In a world where being exceptional in your field of work is almost always required, the highest-risk careers are being forced to narrow their studies. Specialization —the idea of focusing on a small part of a much broader area of expertise— is taking over the medical field.
Instead of orthopedic surgeons who are proficient in hip replacements, knee replacements, hand surgery and foot surgery, we are seeing the emergence of specific orthopedic practices such as hand surgery, back and neck surgery and foot and ankle surgery. The ability to specialize in a distinct focus of medicine has changed the world for the better. Surgeries that were once extremely rare, with substantially higher mortality rates than average surgeries, have been studied and given the attention necessary for even the highest-risk procedure to become something of a monotonous routine. This monotony is a groundbreaking success. In medicine, boredom is safe and chaos is inherently dangerous.
While specialization is a great advancement in the world of medicine, taking it too far could be severely detrimental to intellectual diversity in healthcare. In an August 2019 article titled, “How to Fix the Premedical Curriculum—Another Try,” Dr. Lewis Thomas proposed that, “applicants to medical school who were traditional premed science majors be considered last, if at all, for admission.” Thomas continued, “Preference should be given to students who concentrated on some central, core discipline, universal within the curricula of all the colleges, which could be used for evaluating the free range of a student’s mind, his tenacity and resolve, and his innate capacity for the understanding of human beings and his affection for the human condition.” Thomas has said in other articles that he is in favor of returning the study of the classical Greek language to the “centerpiece” of undergraduate education. While I don’t believe that requiring classic Greek is necessary to a medical education, the idea of intellectually diverse medical practitioners should be promoted.

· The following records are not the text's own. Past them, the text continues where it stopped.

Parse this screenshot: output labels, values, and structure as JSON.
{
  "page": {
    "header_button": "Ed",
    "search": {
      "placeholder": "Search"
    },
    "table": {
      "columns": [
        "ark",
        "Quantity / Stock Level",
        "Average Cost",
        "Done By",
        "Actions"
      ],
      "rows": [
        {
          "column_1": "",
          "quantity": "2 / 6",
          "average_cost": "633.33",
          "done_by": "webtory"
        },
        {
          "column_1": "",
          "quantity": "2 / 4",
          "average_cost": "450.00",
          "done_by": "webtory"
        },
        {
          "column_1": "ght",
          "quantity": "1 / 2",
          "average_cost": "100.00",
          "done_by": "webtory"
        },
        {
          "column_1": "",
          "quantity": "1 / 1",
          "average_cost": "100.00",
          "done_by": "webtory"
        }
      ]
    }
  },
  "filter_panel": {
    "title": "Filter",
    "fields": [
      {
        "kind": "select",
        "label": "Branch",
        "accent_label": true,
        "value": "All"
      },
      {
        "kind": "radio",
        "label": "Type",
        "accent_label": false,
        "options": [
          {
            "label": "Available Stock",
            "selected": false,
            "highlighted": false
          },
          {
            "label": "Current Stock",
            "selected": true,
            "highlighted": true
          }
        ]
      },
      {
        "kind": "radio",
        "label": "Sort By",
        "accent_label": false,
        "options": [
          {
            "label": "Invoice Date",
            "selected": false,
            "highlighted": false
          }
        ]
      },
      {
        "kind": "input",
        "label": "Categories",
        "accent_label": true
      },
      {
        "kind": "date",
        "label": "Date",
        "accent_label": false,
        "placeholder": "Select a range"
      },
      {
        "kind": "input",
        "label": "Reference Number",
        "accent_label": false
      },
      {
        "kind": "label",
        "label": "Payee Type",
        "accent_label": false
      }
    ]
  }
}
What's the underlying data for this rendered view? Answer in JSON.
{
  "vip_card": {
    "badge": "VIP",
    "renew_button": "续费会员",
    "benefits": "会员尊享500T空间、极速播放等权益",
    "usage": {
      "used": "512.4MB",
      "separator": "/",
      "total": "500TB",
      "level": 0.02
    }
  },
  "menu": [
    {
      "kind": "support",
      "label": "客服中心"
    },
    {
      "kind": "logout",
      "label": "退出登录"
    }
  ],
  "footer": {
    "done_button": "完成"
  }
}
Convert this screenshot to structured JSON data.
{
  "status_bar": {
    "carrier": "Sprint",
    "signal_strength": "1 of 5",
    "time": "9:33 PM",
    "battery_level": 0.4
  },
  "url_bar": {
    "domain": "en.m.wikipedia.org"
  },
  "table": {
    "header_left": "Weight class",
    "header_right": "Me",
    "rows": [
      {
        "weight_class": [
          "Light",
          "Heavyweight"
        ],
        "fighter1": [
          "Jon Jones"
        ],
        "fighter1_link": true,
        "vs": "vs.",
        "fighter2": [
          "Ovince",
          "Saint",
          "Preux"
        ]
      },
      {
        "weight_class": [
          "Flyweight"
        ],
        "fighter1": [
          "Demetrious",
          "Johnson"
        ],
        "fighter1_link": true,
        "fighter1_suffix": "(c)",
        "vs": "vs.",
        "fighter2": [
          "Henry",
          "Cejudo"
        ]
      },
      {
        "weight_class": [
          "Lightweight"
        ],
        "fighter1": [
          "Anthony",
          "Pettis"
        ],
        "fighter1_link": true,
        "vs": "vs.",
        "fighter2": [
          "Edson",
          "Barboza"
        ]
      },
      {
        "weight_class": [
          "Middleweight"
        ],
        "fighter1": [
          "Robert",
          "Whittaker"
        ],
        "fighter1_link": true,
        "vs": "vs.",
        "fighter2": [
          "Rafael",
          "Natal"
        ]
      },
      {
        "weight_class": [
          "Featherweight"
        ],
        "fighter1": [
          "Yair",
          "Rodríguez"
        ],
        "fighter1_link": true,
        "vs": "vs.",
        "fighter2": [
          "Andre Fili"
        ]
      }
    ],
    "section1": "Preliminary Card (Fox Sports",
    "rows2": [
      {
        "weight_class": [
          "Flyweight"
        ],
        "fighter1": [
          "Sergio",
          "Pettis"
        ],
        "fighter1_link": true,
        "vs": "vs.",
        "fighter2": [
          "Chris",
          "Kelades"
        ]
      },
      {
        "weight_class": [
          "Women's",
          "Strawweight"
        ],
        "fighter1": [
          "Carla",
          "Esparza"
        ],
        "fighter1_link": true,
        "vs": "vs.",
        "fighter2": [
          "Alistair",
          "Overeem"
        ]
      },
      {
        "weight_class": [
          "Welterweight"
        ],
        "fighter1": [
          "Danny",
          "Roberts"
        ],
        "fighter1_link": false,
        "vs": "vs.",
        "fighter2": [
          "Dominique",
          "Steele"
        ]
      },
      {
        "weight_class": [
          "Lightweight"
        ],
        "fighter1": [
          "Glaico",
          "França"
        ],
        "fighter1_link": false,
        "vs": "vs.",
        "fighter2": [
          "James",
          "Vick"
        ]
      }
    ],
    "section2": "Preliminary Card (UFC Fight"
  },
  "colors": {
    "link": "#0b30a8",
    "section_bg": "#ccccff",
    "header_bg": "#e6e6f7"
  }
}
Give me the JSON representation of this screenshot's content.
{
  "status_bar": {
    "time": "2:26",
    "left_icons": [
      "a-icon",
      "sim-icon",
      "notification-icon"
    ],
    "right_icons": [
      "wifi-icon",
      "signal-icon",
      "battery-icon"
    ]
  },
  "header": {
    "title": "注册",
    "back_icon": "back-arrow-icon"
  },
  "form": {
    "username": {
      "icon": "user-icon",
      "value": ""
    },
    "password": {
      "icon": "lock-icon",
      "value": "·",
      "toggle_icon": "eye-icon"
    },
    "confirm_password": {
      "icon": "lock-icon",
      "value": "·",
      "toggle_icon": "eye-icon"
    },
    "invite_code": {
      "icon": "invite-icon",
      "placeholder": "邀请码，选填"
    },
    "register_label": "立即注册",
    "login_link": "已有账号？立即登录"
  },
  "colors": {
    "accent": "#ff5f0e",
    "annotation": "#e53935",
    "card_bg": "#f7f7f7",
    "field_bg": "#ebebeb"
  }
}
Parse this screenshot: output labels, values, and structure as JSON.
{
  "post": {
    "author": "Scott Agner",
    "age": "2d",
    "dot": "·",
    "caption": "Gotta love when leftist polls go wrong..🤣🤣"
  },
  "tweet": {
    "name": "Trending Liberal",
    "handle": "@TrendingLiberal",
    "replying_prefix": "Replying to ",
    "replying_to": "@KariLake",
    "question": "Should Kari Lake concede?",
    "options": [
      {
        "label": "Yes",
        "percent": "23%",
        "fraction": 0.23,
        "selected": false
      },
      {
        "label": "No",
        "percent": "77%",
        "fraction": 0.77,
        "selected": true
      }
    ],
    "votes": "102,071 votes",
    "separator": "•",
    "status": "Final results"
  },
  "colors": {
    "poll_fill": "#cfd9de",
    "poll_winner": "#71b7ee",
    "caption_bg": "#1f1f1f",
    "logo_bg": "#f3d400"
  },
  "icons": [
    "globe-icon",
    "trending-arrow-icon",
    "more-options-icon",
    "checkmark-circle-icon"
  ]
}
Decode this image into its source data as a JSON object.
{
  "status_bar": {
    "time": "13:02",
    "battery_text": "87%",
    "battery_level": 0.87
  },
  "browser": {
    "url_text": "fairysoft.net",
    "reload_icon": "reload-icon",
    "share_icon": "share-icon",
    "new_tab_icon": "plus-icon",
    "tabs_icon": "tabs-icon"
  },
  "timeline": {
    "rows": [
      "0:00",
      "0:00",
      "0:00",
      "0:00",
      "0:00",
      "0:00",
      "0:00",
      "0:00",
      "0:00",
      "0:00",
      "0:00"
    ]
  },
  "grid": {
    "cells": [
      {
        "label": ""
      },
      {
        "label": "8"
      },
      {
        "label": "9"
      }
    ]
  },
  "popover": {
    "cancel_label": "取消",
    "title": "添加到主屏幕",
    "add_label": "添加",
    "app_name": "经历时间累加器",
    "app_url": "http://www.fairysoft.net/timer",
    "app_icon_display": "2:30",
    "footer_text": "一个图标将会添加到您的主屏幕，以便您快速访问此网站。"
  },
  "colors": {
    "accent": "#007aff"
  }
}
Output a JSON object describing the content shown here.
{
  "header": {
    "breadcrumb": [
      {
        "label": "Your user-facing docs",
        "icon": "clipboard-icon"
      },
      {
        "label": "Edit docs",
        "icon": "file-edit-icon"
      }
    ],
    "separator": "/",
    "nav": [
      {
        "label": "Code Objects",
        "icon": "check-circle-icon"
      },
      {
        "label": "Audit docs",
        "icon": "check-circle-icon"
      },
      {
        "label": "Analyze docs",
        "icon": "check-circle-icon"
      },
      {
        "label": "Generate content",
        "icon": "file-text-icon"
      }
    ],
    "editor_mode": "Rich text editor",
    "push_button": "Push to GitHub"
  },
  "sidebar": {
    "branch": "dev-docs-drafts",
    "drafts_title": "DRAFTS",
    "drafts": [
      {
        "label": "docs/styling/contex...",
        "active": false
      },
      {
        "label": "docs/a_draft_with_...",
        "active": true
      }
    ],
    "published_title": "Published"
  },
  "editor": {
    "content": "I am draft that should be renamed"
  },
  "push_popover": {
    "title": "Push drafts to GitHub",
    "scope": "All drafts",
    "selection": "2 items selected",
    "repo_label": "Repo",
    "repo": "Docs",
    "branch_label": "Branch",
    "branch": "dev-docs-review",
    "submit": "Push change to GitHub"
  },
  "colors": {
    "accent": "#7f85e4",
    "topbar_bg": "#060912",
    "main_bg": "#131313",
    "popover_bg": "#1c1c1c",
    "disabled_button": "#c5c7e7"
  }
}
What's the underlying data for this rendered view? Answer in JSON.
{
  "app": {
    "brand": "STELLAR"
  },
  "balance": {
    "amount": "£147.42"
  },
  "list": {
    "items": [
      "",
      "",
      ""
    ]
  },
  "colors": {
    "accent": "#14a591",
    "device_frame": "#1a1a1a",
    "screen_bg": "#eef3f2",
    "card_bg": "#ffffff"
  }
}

Medicine is more than just a career. A field of study built on promoting the health and safety of our most valuable resource —life— will always be more than just a job. That being said, medicine is unique in that we, as humans, train and study to take care of each other and bear each other's burdens in holistic, emotional and physical ways. In a March 2020 article titled, “How a humanities background could make you a better medical student,” John D. Schriner, Ph.D., the Associate Dean for Admissions and Student Affairs at Ohio University Heritage College of Osteopathic Medicine, said, “There’s value with folks coming from a different academic pathway, they come into medical school with different perspective and life experiences. It really gives students an opportunity to assess the human condition through a different lens, and to realize that folks are more than just the symptoms they present. Having that perspective that is a little broader can help students assess the bigger picture of where their patients are coming from.” Although it seems like the obvious choice, choosing pre-med as your undergraduate major may prevent you from gaining valuable, diverse knowledge prior to attending medical school.
Furthermore, in a December 2018 St. George Universityblog titled, “Medical Practice,” the author wrote, “Diversity in health care goes far beyond a language barrier. It’s about understanding the mindset of a patient within a larger context of culture, gender, sexual orientation, religious beliefs and socioeconomic realities. The more diverse the people are who provide medical care, the better they can respectfully and knowledgeably assist their patients.” In order to connect with their patients and to provide the best care possible, physicians must be diverse in their academic backgrounds.